NT News: Jabiru jump start in wake of toxic spill
10th April 2014
By Connor Byrne
URANIUM producer Energy Resources Australia is preparing to get its Jabiru plant running again after a leach tank ruptured and spilt a million litres of toxic slurry at the Ranger mine in December. Board members voted its readiness plan to be complete this month at the annual general meeting in SkyCity Casino in Darwin yesterday. But the Rio Tinto-owned plant must still get regulator approval from the NT and federal governments. Chief executive Andrea Sutton said in her address: “With the leach tank incident in December there were questions raised about our environmental performance. “Ongoing monitoring has confirmed that the surrounding area has not been affected and that there has been no impact on Kakadu National Park.”
“In addition to the operational impact of the leach tank incident and suspension of processing the overall business environment for uranium producers remains difficult. “The uranium market remains weak for producers with low spot prices continuing.

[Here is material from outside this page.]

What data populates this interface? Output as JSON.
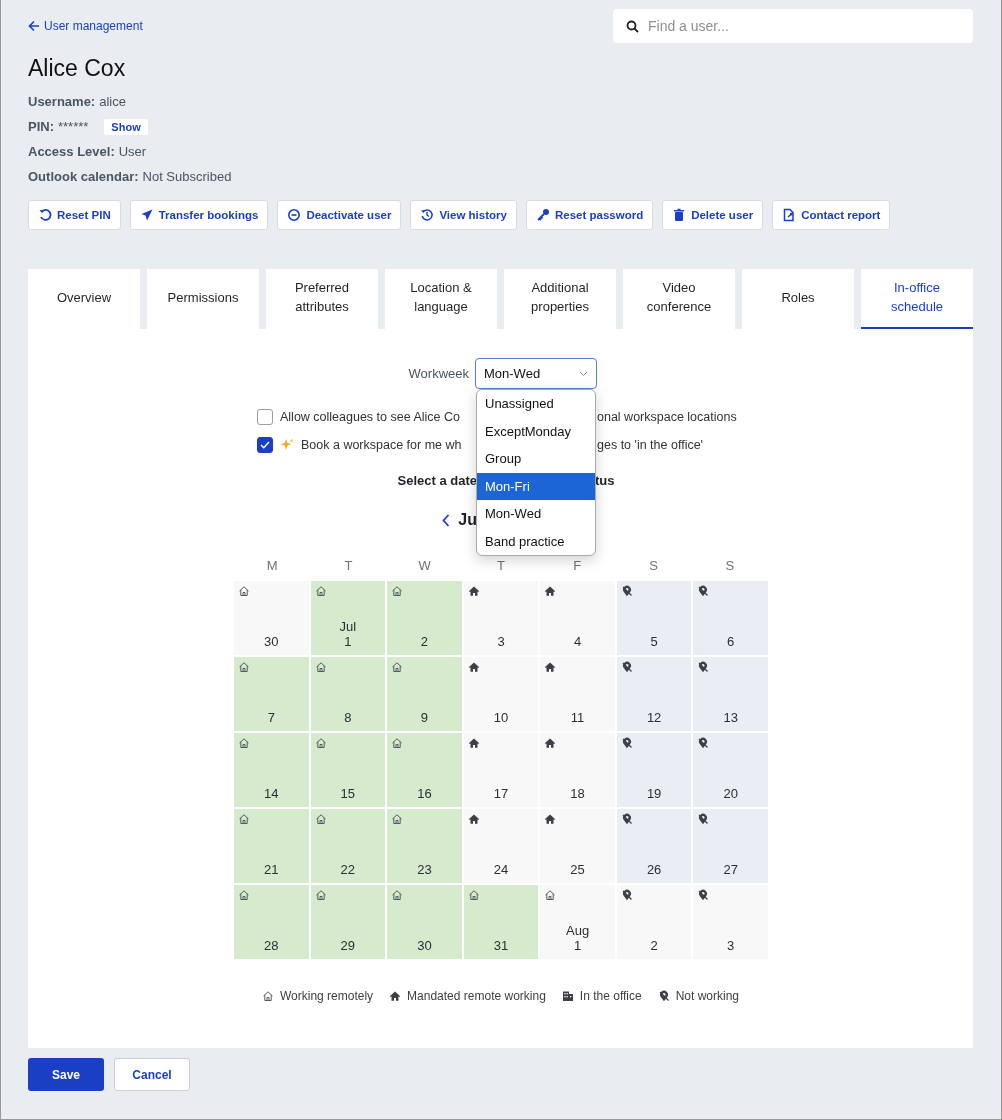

“Given this challenging business environment ERA has continued to focus on re-shaping the business for leaner operations. “The business review conducted in 2011 targeted $150 million in cost savings by the end of 2014 and we are well on track to reaching those targeted savings” ERA is constructing its $120 million Ranger 3 Deeps mine But Environment Centre NT – which is a proxy shareholder had representatives in the meeting and were protesting on the lawn outside all day. ECNT anti-nuclear campaigner Cat Beaton said she questioned the funding availability for rehabilitation, as the annual report indicated there may not be enough money to rehabilitate unless the Ranger 3 Deeps mine is developed. “That’s an issue that makes us very nervous,” she said.
ECNT director Stuart Blanch, also in the meeting, said: “They were being evasive and said they clearly don’t have money in the bank. “It’s R3 Deeps or inadequate rehab. Gun to the head. It’s a business in terminal decline unable to change it’s course.”